In a little over a month, the World will be all but entranced with a ritual that, every four years, absorbs a month in the life of millions of football fans everywhere. (Yes, you read football: soccer sounds like something that is played in socks; football is a universal game where, most of the time, the players hit a ball with their feet, wearing football shoes).
Everywhere, that is, except in the old United States.
Or such used to be the case. But the US is fast becoming a multiracial, multiethnic and multicultural society where around 35.4 million ‘Latinos’ thrive, many among them rabid football fans, as I am. Many of us will be glued to our TV set watching the incomparable drama of the World Cup this summer, while keeping an eye on the NBA finals and the slow moving baseball season (and I love baseball too, in fact, it was my first sport just as Spanish is my first language, but let us stipulate it is slow).
For the past 35 years of my life, I have lived estranged from the angst a football season produces, say, in Spain, in Argentina, in the UK, or in Brazil. When I arrived in Miami, back in 1979, there was only one weekly TV show where you could have a glimpse of what was going on in Latin American or European football, a two hour Saturday afternoon program put together by an enlightened Peruvian foot-ball fan, Tony Tirado, where you could catch week-old football games from foreign lands. Today, due to “the magic –an ever more expensive magic- of Cable-TV” I can follow the best football leagues with the same dedication their respective fans follow it back home.
Every single World Cup game this summer will be carried live to homes all over America, but still, there is something missing. And it is that “something” that I mean to try to convey to my many friends in the US that still look at the real football (no offense intended) as little more than a curiosity. Because I believe –foolishly, perhaps- that if ALL of us Americans manage to understand football, and the strong hold this one sport has over well over two thirds of humanity, such understanding will do wonders to our ability to better understand the world around US (and if there is something I fear on behalf of my American grand-children and the quality of life they will get to live, that fear is firmly imbedded in our country’s inability to understand the world around it and find its proper place in it).
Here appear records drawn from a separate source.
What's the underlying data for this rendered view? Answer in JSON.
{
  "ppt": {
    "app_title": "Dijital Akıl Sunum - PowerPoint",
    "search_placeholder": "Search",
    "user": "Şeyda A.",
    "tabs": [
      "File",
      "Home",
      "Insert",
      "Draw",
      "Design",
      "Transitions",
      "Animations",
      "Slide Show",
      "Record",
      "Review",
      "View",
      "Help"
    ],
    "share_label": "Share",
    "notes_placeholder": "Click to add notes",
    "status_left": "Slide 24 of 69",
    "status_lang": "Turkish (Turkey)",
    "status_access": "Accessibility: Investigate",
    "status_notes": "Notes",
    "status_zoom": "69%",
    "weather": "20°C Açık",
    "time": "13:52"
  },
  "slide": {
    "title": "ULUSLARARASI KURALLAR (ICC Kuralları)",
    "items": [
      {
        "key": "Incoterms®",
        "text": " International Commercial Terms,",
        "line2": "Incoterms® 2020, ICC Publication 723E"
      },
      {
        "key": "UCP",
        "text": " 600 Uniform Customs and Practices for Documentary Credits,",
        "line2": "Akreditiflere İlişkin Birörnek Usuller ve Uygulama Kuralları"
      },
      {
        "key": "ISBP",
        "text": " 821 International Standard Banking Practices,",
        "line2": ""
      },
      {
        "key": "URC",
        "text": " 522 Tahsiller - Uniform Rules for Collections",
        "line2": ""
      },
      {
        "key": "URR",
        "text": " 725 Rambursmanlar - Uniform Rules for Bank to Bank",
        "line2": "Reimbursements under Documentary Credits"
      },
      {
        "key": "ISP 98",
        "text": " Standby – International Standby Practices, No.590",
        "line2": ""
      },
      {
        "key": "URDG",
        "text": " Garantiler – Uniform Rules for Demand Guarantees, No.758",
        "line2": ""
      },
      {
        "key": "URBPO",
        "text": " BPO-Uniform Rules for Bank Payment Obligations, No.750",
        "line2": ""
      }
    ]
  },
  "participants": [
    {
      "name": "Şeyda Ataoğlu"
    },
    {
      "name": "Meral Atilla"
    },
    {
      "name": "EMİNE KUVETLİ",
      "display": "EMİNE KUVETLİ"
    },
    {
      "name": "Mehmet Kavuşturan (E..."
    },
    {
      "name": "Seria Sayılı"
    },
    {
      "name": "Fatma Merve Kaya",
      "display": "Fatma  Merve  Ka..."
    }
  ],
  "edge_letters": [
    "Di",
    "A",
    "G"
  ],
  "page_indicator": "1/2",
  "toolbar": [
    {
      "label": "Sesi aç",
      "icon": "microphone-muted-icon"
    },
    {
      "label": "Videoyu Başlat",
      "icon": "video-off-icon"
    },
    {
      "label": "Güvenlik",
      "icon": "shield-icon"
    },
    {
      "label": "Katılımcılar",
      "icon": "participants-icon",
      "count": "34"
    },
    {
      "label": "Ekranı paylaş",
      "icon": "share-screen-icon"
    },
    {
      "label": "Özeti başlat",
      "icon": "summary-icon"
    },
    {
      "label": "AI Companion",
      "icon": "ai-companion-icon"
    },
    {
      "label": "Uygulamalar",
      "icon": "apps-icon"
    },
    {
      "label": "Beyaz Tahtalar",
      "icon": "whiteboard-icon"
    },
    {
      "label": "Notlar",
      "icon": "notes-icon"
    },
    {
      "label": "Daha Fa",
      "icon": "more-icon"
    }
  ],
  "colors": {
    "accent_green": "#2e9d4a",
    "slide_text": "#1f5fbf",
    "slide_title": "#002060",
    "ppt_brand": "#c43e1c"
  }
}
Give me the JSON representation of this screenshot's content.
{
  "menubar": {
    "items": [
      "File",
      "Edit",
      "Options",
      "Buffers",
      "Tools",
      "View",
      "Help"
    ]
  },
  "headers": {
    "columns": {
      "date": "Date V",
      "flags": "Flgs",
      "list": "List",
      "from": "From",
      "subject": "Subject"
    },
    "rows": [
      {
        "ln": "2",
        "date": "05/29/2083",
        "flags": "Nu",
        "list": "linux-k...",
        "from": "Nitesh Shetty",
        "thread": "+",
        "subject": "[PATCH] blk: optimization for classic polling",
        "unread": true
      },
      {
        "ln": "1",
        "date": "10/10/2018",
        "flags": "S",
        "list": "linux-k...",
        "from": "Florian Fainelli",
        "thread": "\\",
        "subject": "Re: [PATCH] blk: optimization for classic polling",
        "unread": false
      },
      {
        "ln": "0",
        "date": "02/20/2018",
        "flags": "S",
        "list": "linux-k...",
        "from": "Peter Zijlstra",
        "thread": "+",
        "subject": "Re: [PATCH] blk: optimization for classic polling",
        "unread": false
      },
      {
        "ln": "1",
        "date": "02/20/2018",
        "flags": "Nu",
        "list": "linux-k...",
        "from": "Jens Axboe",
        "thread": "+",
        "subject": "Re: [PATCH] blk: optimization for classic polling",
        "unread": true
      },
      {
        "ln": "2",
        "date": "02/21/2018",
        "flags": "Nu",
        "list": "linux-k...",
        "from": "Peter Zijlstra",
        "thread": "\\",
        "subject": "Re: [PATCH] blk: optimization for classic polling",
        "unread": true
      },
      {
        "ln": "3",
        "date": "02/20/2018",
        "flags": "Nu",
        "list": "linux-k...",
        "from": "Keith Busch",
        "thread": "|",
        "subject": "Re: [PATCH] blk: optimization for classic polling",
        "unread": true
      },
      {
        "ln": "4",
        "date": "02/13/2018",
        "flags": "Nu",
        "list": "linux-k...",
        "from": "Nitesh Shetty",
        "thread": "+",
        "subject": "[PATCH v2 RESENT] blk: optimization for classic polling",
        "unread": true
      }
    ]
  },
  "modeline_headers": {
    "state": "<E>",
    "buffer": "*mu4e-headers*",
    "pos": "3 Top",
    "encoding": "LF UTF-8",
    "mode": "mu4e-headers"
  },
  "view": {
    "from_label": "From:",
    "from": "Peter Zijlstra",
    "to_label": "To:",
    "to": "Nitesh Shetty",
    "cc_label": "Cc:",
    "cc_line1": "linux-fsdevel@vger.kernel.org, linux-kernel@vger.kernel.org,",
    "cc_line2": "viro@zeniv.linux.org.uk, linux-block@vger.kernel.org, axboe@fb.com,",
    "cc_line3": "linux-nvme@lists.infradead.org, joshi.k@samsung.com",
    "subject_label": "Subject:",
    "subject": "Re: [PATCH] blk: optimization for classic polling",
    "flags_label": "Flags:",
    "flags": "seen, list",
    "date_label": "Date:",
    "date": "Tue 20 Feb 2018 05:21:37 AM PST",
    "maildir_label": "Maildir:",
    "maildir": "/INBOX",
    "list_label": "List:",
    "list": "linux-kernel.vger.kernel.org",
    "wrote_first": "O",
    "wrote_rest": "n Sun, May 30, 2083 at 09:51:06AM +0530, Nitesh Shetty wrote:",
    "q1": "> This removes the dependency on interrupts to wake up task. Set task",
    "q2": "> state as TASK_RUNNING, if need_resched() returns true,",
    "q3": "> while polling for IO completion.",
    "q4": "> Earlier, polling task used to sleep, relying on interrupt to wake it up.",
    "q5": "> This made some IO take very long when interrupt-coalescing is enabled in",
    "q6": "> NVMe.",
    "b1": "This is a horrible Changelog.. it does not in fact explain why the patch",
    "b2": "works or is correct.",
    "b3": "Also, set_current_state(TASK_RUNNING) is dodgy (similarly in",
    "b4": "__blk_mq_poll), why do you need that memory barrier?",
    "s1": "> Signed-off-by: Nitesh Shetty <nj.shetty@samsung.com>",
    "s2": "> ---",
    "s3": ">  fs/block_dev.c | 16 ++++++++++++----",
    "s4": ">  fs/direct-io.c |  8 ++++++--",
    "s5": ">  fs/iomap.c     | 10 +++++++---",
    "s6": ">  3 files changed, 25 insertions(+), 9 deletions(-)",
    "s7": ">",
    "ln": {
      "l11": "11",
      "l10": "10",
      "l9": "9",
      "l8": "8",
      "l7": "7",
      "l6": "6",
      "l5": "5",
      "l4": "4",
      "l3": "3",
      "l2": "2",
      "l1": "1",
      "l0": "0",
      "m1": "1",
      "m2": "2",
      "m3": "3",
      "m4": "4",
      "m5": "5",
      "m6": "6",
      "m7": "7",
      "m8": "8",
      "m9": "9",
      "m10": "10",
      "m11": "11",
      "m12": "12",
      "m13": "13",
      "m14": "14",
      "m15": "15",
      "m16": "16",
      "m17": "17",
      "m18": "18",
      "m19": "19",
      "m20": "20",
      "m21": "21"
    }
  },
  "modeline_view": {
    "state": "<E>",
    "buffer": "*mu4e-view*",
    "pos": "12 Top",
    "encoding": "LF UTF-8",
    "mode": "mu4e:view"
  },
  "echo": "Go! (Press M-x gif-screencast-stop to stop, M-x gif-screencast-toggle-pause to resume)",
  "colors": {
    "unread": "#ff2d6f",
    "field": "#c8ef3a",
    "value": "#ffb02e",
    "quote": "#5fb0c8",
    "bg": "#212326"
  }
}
Football is not just a sport where you win or loose, score or save, laugh or weep. Football, the way I see it, is a reflection about and upon life, human life, a tool for solid bonding among humans, among many other things. Which is what makes it, again, in my humble opinion, an imperative for Americans to pay more attention to it.
For the first time we have a Pope who is an avowed football fan. Whether you are a Catholic or not, a religious person or not, a sport fan or not, that little piece of information should make you aware that you need to pay more attention to football, that football is not as trivial as it may seem to be. And I am going to try to help you understand it, even to generate in you some enthusiasm for it.